- _Directions_
Each entry is to be given again word for word; images are dropped.

--

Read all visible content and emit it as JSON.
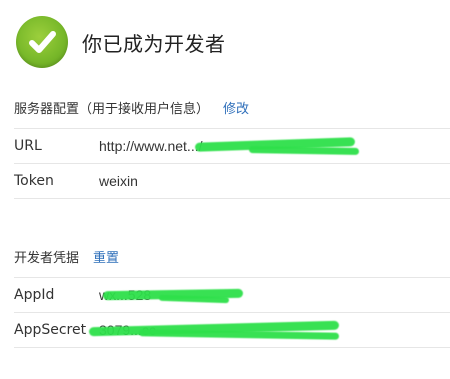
{
  "header": {
    "title": "你已成为开发者"
  },
  "server_config": {
    "heading": "服务器配置（用于接收用户信息）",
    "edit_link": "修改",
    "rows": [
      {
        "label": "URL",
        "value": "http://www.net.../"
      },
      {
        "label": "Token",
        "value": "weixin"
      }
    ]
  },
  "credentials": {
    "heading": "开发者凭据",
    "reset_link": "重置",
    "rows": [
      {
        "label": "AppId",
        "value": "wx...528"
      },
      {
        "label": "AppSecret",
        "value": "3079...cc"
      }
    ]
  },
  "colors": {
    "accent_link": "#2f6fba",
    "check_green": "#79b92a",
    "redaction_green": "#2ee04a"
  }
}
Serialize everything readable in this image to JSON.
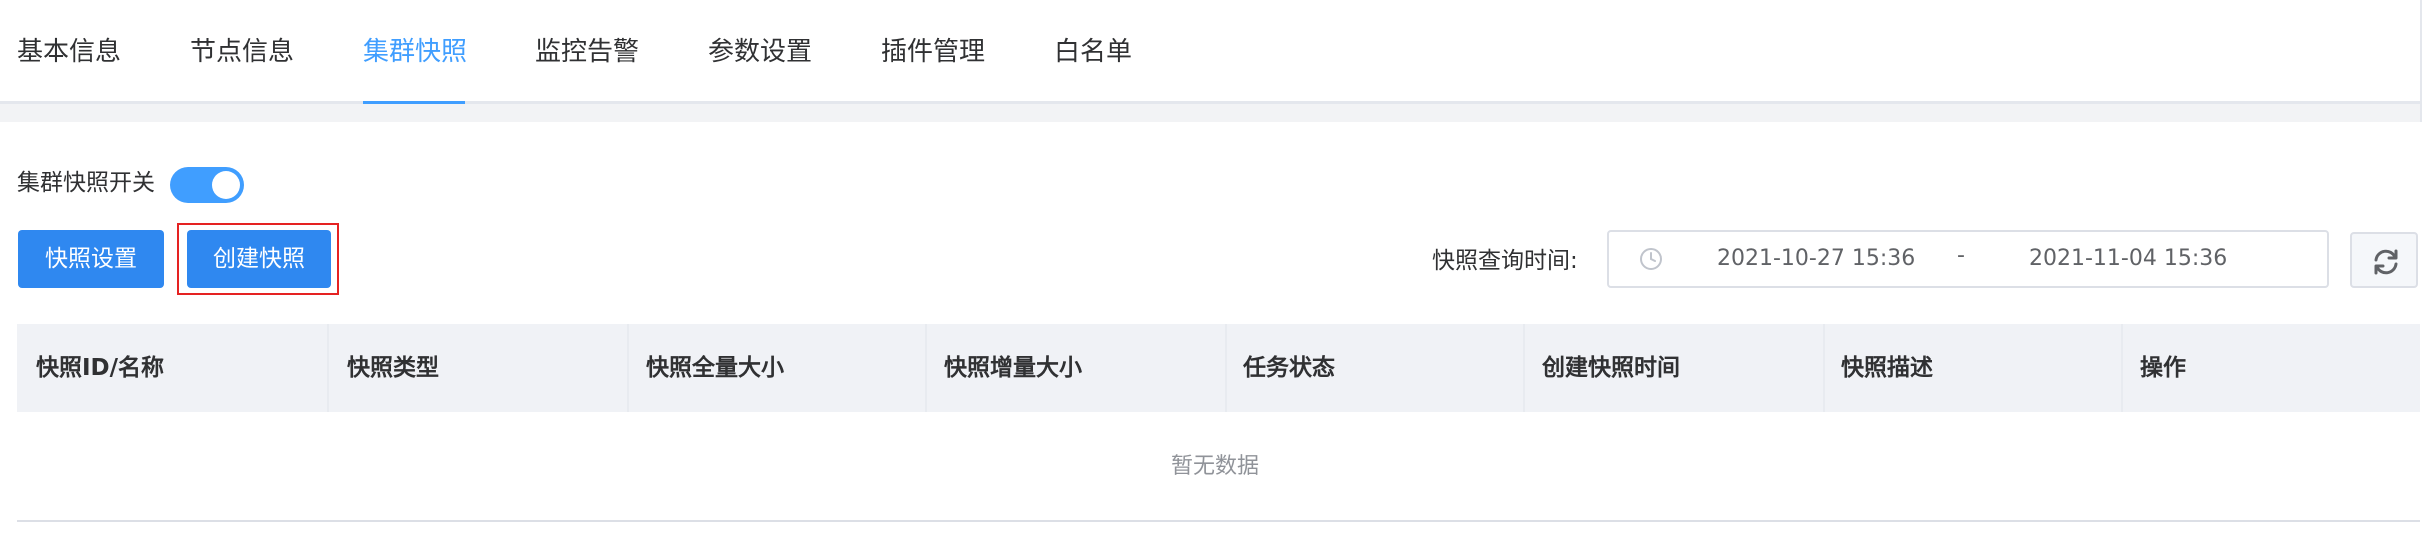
{
  "tabs": [
    {
      "label": "基本信息",
      "active": false
    },
    {
      "label": "节点信息",
      "active": false
    },
    {
      "label": "集群快照",
      "active": true
    },
    {
      "label": "监控告警",
      "active": false
    },
    {
      "label": "参数设置",
      "active": false
    },
    {
      "label": "插件管理",
      "active": false
    },
    {
      "label": "白名单",
      "active": false
    }
  ],
  "snapshot_switch": {
    "label": "集群快照开关",
    "enabled": true
  },
  "buttons": {
    "settings": "快照设置",
    "create": "创建快照"
  },
  "query": {
    "label": "快照查询时间:",
    "start": "2021-10-27 15:36",
    "separator": "-",
    "end": "2021-11-04 15:36"
  },
  "table": {
    "columns": [
      "快照ID/名称",
      "快照类型",
      "快照全量大小",
      "快照增量大小",
      "任务状态",
      "创建快照时间",
      "快照描述",
      "操作"
    ],
    "empty_text": "暂无数据"
  },
  "colors": {
    "accent": "#409eff",
    "button": "#2f88f0",
    "highlight": "#e52222"
  },
  "icons": {
    "clock": "clock-icon",
    "refresh": "refresh-icon"
  }
}
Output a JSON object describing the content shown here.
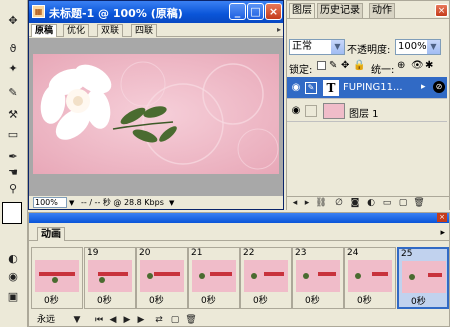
{
  "document_window": {
    "title": "未标题-1 @ 100% (原稿)",
    "tabs": [
      "原稿",
      "优化",
      "双联",
      "四联"
    ],
    "status_zoom": "100%",
    "status_info": "-- / -- 秒 @ 28.8 Kbps"
  },
  "layers_panel": {
    "tabs": [
      "图层",
      "历史记录",
      "动作"
    ],
    "blend_mode": "正常",
    "opacity_label": "不透明度:",
    "opacity_value": "100%",
    "lock_label": "锁定:",
    "unify_label": "统一:",
    "layers": [
      {
        "name": "FUPING11...",
        "type": "text",
        "type_glyph": "T",
        "selected": true
      },
      {
        "name": "图层 1",
        "type": "image",
        "selected": false
      }
    ]
  },
  "animation_panel": {
    "tab": "动画",
    "frames": [
      {
        "number": "",
        "delay": "0秒"
      },
      {
        "number": "19",
        "delay": "0秒"
      },
      {
        "number": "20",
        "delay": "0秒"
      },
      {
        "number": "21",
        "delay": "0秒"
      },
      {
        "number": "22",
        "delay": "0秒"
      },
      {
        "number": "23",
        "delay": "0秒"
      },
      {
        "number": "24",
        "delay": "0秒"
      },
      {
        "number": "25",
        "delay": "0秒",
        "selected": true
      }
    ],
    "loop_option": "永远"
  },
  "colors": {
    "titlebar": "#0a55d8",
    "selection": "#316ac5",
    "canvas_pink": "#f0bcc9",
    "panel_bg": "#ece9d8"
  }
}
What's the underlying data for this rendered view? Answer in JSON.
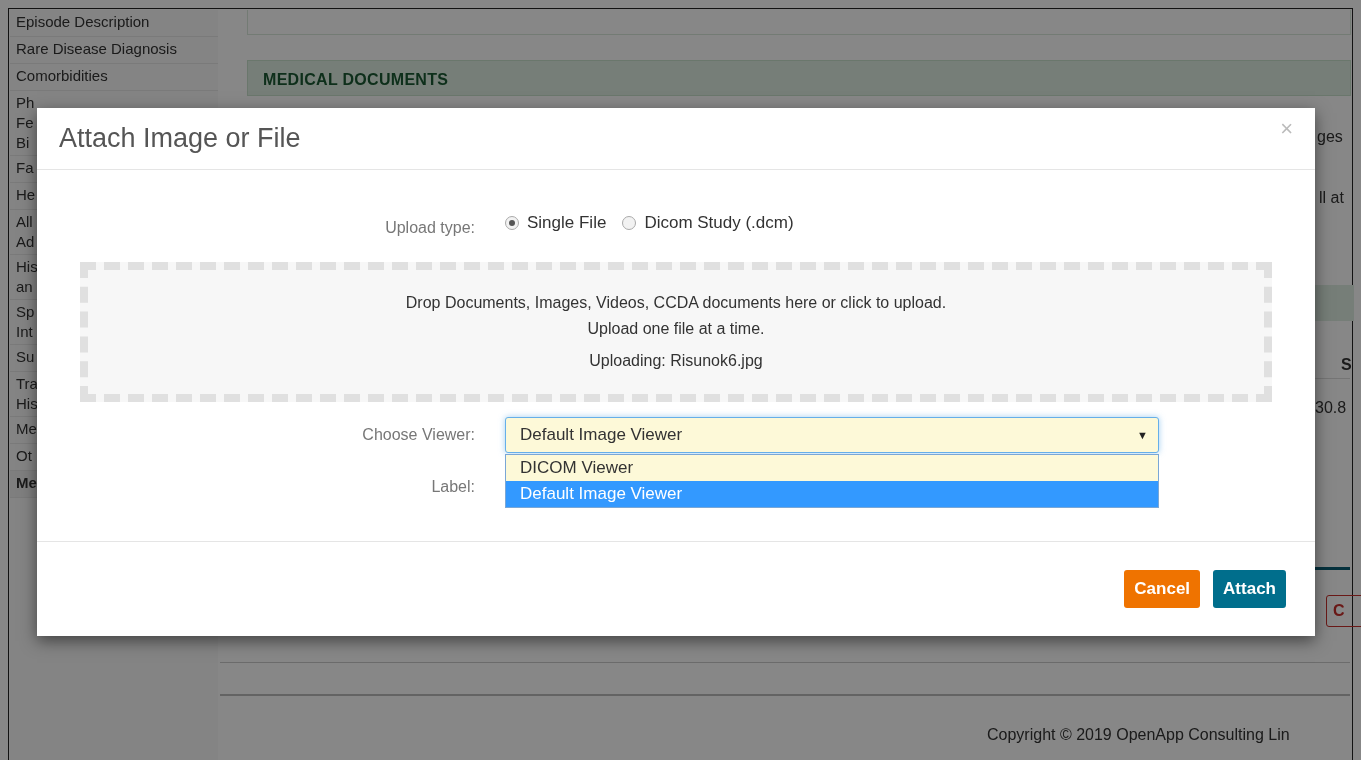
{
  "sidebar": {
    "items": [
      {
        "label": "Episode Description",
        "selected": false
      },
      {
        "label": "Rare Disease Diagnosis",
        "selected": false
      },
      {
        "label": "Comorbidities",
        "selected": false
      },
      {
        "label": "Ph Fe Bi",
        "selected": false
      },
      {
        "label": "Fa",
        "selected": false
      },
      {
        "label": "He",
        "selected": false
      },
      {
        "label": "All Ad",
        "selected": false
      },
      {
        "label": "His an",
        "selected": false
      },
      {
        "label": "Sp Int",
        "selected": false
      },
      {
        "label": "Su",
        "selected": false
      },
      {
        "label": "Tra His",
        "selected": false
      },
      {
        "label": "Me",
        "selected": false
      },
      {
        "label": "Ot",
        "selected": false
      },
      {
        "label": "Me",
        "selected": true
      }
    ]
  },
  "main": {
    "section_title": "MEDICAL DOCUMENTS",
    "text_1": "ges",
    "text_2": "ll at",
    "column_heading": "S",
    "cell": "30.8",
    "button": "C"
  },
  "footer": {
    "copyright": "Copyright © 2019 OpenApp Consulting Lin"
  },
  "modal": {
    "title": "Attach Image or File",
    "close": "×",
    "upload_type": {
      "label": "Upload type:",
      "options": [
        {
          "label": "Single File",
          "selected": true
        },
        {
          "label": "Dicom Study (.dcm)",
          "selected": false
        }
      ]
    },
    "dropzone": {
      "lines": [
        "Drop Documents, Images, Videos, CCDA documents here or click to upload.",
        "Upload one file at a time.",
        "Uploading: Risunok6.jpg"
      ]
    },
    "viewer": {
      "label": "Choose Viewer:",
      "value": "Default Image Viewer",
      "caret": "▼",
      "expanded": true,
      "options": [
        {
          "label": "DICOM Viewer",
          "selected": false
        },
        {
          "label": "Default Image Viewer",
          "selected": true
        }
      ]
    },
    "label_field": {
      "label": "Label:"
    },
    "buttons": [
      {
        "label": "Cancel",
        "kind": "cancel"
      },
      {
        "label": "Attach",
        "kind": "primary"
      }
    ]
  }
}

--

- _Answer to the problem_
Read all visible content and emit it as JSON.
{
  "header": {
    "title": "你已成为开发者"
  },
  "server_config": {
    "heading": "服务器配置（用于接收用户信息）",
    "edit_link": "修改",
    "rows": [
      {
        "label": "URL",
        "value": "http://www.net.../"
      },
      {
        "label": "Token",
        "value": "weixin"
      }
    ]
  },
  "credentials": {
    "heading": "开发者凭据",
    "reset_link": "重置",
    "rows": [
      {
        "label": "AppId",
        "value": "wx...528"
      },
      {
        "label": "AppSecret",
        "value": "3079...cc"
      }
    ]
  },
  "colors": {
    "accent_link": "#2f6fba",
    "check_green": "#79b92a",
    "redaction_green": "#2ee04a"
  }
}
Serialize everything readable in this image to JSON.
{
  "tabs": [
    {
      "label": "基本信息",
      "active": false
    },
    {
      "label": "节点信息",
      "active": false
    },
    {
      "label": "集群快照",
      "active": true
    },
    {
      "label": "监控告警",
      "active": false
    },
    {
      "label": "参数设置",
      "active": false
    },
    {
      "label": "插件管理",
      "active": false
    },
    {
      "label": "白名单",
      "active": false
    }
  ],
  "snapshot_switch": {
    "label": "集群快照开关",
    "enabled": true
  },
  "buttons": {
    "settings": "快照设置",
    "create": "创建快照"
  },
  "query": {
    "label": "快照查询时间:",
    "start": "2021-10-27 15:36",
    "separator": "-",
    "end": "2021-11-04 15:36"
  },
  "table": {
    "columns": [
      "快照ID/名称",
      "快照类型",
      "快照全量大小",
      "快照增量大小",
      "任务状态",
      "创建快照时间",
      "快照描述",
      "操作"
    ],
    "empty_text": "暂无数据"
  },
  "colors": {
    "accent": "#409eff",
    "button": "#2f88f0",
    "highlight": "#e52222"
  },
  "icons": {
    "clock": "clock-icon",
    "refresh": "refresh-icon"
  }
}
Output a JSON object describing the content shown here.
{
  "document_window": {
    "title": "未标题-1 @ 100% (原稿)",
    "tabs": [
      "原稿",
      "优化",
      "双联",
      "四联"
    ],
    "status_zoom": "100%",
    "status_info": "-- / -- 秒 @ 28.8 Kbps"
  },
  "layers_panel": {
    "tabs": [
      "图层",
      "历史记录",
      "动作"
    ],
    "blend_mode": "正常",
    "opacity_label": "不透明度:",
    "opacity_value": "100%",
    "lock_label": "锁定:",
    "unify_label": "统一:",
    "layers": [
      {
        "name": "FUPING11...",
        "type": "text",
        "type_glyph": "T",
        "selected": true
      },
      {
        "name": "图层 1",
        "type": "image",
        "selected": false
      }
    ]
  },
  "animation_panel": {
    "tab": "动画",
    "frames": [
      {
        "number": "",
        "delay": "0秒"
      },
      {
        "number": "19",
        "delay": "0秒"
      },
      {
        "number": "20",
        "delay": "0秒"
      },
      {
        "number": "21",
        "delay": "0秒"
      },
      {
        "number": "22",
        "delay": "0秒"
      },
      {
        "number": "23",
        "delay": "0秒"
      },
      {
        "number": "24",
        "delay": "0秒"
      },
      {
        "number": "25",
        "delay": "0秒",
        "selected": true
      }
    ],
    "loop_option": "永远"
  },
  "colors": {
    "titlebar": "#0a55d8",
    "selection": "#316ac5",
    "canvas_pink": "#f0bcc9",
    "panel_bg": "#ece9d8"
  }
}
What's the underlying data for this rendered view? Answer in JSON.
{
  "sidebar": {
    "items": [
      {
        "label": "Episode Description",
        "selected": false
      },
      {
        "label": "Rare Disease Diagnosis",
        "selected": false
      },
      {
        "label": "Comorbidities",
        "selected": false
      },
      {
        "label": "Ph Fe Bi",
        "selected": false
      },
      {
        "label": "Fa",
        "selected": false
      },
      {
        "label": "He",
        "selected": false
      },
      {
        "label": "All Ad",
        "selected": false
      },
      {
        "label": "His an",
        "selected": false
      },
      {
        "label": "Sp Int",
        "selected": false
      },
      {
        "label": "Su",
        "selected": false
      },
      {
        "label": "Tra His",
        "selected": false
      },
      {
        "label": "Me",
        "selected": false
      },
      {
        "label": "Ot",
        "selected": false
      },
      {
        "label": "Me",
        "selected": true
      }
    ]
  },
  "main": {
    "section_title": "MEDICAL DOCUMENTS",
    "text_1": "ges",
    "text_2": "ll at",
    "column_heading": "S",
    "cell": "30.8",
    "button": "C"
  },
  "footer": {
    "copyright": "Copyright © 2019 OpenApp Consulting Lin"
  },
  "modal": {
    "title": "Attach Image or File",
    "close": "×",
    "upload_type": {
      "label": "Upload type:",
      "options": [
        {
          "label": "Single File",
          "selected": true
        },
        {
          "label": "Dicom Study (.dcm)",
          "selected": false
        }
      ]
    },
    "dropzone": {
      "lines": [
        "Drop Documents, Images, Videos, CCDA documents here or click to upload.",
        "Upload one file at a time.",
        "Uploading: Risunok6.jpg"
      ]
    },
    "viewer": {
      "label": "Choose Viewer:",
      "value": "Default Image Viewer",
      "caret": "▼",
      "expanded": true,
      "options": [
        {
          "label": "DICOM Viewer",
          "selected": false
        },
        {
          "label": "Default Image Viewer",
          "selected": true
        }
      ]
    },
    "label_field": {
      "label": "Label:"
    },
    "buttons": [
      {
        "label": "Cancel",
        "kind": "cancel"
      },
      {
        "label": "Attach",
        "kind": "primary"
      }
    ]
  }
}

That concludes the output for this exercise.